● Requirement: Read the data, and whenever a line holds the word "screenshot", report that line.

● Material for this exercise:
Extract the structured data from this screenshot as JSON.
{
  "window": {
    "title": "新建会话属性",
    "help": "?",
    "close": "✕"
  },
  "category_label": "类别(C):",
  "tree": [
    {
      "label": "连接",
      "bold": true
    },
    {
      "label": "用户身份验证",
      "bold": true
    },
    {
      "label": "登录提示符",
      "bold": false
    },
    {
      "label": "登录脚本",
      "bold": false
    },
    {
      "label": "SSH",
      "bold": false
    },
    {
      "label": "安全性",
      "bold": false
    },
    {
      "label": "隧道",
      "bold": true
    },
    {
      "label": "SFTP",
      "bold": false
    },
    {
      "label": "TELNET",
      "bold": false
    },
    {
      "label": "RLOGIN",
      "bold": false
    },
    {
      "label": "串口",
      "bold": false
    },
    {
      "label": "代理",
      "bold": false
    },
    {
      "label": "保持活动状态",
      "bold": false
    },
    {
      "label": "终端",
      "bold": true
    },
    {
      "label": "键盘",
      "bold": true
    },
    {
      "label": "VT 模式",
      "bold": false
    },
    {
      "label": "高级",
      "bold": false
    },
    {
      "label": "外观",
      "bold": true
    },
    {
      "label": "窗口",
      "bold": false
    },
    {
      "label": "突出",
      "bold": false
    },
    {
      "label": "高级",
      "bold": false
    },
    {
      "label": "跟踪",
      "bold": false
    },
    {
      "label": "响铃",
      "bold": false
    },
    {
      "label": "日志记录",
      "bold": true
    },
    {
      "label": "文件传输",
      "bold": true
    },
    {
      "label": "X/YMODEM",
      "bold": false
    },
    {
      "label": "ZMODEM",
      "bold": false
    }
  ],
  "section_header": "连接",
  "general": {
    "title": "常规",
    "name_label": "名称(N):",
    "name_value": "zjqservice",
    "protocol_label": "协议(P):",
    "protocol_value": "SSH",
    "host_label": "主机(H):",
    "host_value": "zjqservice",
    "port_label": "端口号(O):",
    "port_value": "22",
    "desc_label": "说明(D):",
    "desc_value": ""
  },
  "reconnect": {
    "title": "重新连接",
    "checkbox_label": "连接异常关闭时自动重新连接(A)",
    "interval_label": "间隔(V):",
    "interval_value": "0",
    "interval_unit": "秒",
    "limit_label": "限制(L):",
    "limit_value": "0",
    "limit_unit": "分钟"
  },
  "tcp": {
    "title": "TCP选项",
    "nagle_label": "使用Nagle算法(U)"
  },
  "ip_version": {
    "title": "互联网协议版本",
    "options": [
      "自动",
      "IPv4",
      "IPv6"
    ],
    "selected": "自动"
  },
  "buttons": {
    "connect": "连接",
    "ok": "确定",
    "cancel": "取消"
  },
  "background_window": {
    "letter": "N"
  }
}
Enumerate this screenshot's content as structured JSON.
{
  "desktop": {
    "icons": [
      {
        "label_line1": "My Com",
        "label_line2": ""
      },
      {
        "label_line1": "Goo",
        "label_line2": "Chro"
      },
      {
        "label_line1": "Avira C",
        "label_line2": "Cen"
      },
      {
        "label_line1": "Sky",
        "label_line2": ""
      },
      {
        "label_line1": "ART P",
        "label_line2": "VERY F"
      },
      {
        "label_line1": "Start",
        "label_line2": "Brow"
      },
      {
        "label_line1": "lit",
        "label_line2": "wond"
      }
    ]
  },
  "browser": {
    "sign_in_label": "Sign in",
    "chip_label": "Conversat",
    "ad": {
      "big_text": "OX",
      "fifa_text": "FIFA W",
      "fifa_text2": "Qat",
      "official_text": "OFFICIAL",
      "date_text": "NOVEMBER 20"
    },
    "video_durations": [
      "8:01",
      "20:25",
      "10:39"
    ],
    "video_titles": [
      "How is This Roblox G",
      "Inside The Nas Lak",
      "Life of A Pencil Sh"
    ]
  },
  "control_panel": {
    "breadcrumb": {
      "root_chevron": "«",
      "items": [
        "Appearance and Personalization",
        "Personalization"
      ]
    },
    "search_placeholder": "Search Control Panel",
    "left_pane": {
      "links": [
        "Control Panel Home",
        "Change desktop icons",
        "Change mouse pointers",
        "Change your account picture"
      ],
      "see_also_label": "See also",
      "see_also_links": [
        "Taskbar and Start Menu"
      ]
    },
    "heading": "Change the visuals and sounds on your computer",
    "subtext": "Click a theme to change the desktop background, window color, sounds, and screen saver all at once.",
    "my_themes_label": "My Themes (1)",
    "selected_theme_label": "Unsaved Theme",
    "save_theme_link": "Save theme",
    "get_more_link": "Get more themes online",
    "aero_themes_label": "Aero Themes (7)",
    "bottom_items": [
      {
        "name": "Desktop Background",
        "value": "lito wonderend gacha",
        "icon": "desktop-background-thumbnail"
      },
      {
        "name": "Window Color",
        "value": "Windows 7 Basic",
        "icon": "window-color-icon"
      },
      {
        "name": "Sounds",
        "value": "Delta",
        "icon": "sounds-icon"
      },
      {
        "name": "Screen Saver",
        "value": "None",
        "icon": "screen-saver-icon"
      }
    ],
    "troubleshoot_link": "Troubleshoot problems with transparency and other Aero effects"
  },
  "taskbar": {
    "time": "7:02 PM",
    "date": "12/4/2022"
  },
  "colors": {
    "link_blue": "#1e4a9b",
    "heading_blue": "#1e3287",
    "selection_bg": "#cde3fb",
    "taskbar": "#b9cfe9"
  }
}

● Output of the exercise:
Extract the structured data from this screenshot as JSON.
Enumerate this screenshot's content as structured JSON.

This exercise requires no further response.